Speaking of Pro Points, this season could turn out to be the one where I finally get to a decent level. I’ve now played more tournaments in 2011 then in all of 2010 with a lot more to follow.

I’m looking forward to Pro Tour Philadelphia now, which will also mean another Grand Prix to be played in Pittsburgh the week before.

This makes me want to continue writing, which is why I feel like starting something that I’ll keep on doing throughout my next articles.

One more thing though on my tournament report. This is my first time writing one and I feel like I’m having a rather hard time trying to make it as interesting as possible. I’m very interested in how well I did and I want as much criticism as I can get here. I plan on having a lot more succesful tournaments to write about and the last thing I want is the reports to be boring and forgettable.

Things that you should be doing but most of you aren’t:

#1: Want a way to know your opponent’s deck before you even start the game? Check out his lifepad. A good portion of players don’t tear out the sheet from their last round. They’ll sit down in front of you and pull out their lifepad. Have a quick look while shuffling your deck. Check for the following: Which one is his life column, which one is the opponent’s. A decrease of the opponent’s life total in steps of three, six, nine etc. damage could mean your opponent is playing Valakut.
A gain of five life could mean they have [card]Baneslayer Angel[/card]s. This works best when you know the format well enough.

Another thing to look at: Did he write down the contents of his opponent’s hand? Maybe he’s playing discard spells. Does his life total decrease by one for a couple of turns? [card]Bitterblossom[/card] alert! Of course, none of those gets you a clear picture, but when it’s all about the little edges, this one can make decisions at the beginning of the match a lot easier. Even if you get an advantage only one match out of twenty, it comes at no cost and can have a big upside, so you should be doing it.
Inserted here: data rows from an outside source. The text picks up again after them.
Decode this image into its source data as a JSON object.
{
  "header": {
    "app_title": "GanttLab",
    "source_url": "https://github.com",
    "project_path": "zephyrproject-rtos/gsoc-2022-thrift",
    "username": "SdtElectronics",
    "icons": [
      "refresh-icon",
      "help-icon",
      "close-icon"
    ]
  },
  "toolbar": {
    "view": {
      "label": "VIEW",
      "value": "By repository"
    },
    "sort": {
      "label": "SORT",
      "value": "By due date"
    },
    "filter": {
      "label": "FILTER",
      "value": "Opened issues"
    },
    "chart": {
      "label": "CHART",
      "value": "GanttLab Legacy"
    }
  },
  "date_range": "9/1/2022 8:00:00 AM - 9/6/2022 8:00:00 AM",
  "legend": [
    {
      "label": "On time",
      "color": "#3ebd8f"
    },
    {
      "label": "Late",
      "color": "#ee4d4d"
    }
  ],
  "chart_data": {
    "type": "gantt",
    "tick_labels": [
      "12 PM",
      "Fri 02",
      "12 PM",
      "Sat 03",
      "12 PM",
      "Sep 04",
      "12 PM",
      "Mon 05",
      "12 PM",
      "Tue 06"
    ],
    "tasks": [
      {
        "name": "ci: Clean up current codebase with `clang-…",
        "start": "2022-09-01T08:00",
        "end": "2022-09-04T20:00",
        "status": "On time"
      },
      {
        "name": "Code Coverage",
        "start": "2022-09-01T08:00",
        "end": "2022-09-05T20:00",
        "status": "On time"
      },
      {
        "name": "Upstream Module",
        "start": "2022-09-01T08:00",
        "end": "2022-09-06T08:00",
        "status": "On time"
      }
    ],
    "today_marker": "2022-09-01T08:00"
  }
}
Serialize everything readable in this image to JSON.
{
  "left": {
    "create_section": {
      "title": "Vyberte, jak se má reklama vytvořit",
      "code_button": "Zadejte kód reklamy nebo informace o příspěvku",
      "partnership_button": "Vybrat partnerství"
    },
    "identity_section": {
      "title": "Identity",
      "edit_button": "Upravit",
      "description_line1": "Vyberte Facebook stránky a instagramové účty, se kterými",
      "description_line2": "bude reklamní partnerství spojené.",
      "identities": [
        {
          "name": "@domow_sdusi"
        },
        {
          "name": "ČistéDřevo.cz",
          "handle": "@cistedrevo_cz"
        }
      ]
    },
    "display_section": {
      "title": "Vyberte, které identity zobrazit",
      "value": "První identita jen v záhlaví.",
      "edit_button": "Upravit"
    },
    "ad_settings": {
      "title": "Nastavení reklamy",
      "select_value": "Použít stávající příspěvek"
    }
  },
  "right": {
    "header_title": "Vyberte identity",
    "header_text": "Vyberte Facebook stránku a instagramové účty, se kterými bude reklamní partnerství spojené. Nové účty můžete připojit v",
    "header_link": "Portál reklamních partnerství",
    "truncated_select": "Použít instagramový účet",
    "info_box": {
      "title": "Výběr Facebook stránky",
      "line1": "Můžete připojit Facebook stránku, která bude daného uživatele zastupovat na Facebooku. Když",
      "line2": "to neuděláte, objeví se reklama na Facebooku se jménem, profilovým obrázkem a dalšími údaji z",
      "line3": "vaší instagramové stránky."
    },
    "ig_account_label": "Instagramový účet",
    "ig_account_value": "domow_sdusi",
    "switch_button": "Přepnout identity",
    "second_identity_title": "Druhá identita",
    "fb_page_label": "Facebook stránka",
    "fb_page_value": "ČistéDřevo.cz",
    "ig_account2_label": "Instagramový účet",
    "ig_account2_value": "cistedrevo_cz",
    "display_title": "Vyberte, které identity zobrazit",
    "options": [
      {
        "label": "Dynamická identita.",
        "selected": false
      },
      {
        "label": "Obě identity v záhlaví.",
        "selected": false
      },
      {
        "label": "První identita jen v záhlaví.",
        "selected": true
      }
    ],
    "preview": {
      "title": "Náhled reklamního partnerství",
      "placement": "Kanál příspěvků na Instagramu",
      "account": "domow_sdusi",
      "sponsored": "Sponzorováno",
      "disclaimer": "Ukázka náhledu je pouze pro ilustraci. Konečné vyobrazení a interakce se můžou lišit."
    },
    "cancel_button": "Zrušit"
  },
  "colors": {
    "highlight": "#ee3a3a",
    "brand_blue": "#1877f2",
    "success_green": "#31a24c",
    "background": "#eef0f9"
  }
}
I had a hard time deciding whether or not I should write this report when everyone is thinking about New Phyrexia and I even thought about linking the report to a small outlook on the new set in Limited.

However, I’ve never been a fan of reading Set Reviews before having even touched a single card in the format. Those are good guidelines, but the general understanding of a format will jump within the first two weeks of its release. To me, that is the best time to have a meaningful format discussion on a decent level.

So in the end, I wrote this one because of the single reason that matters: I wanted to and I liked doing so.


Scroll to Top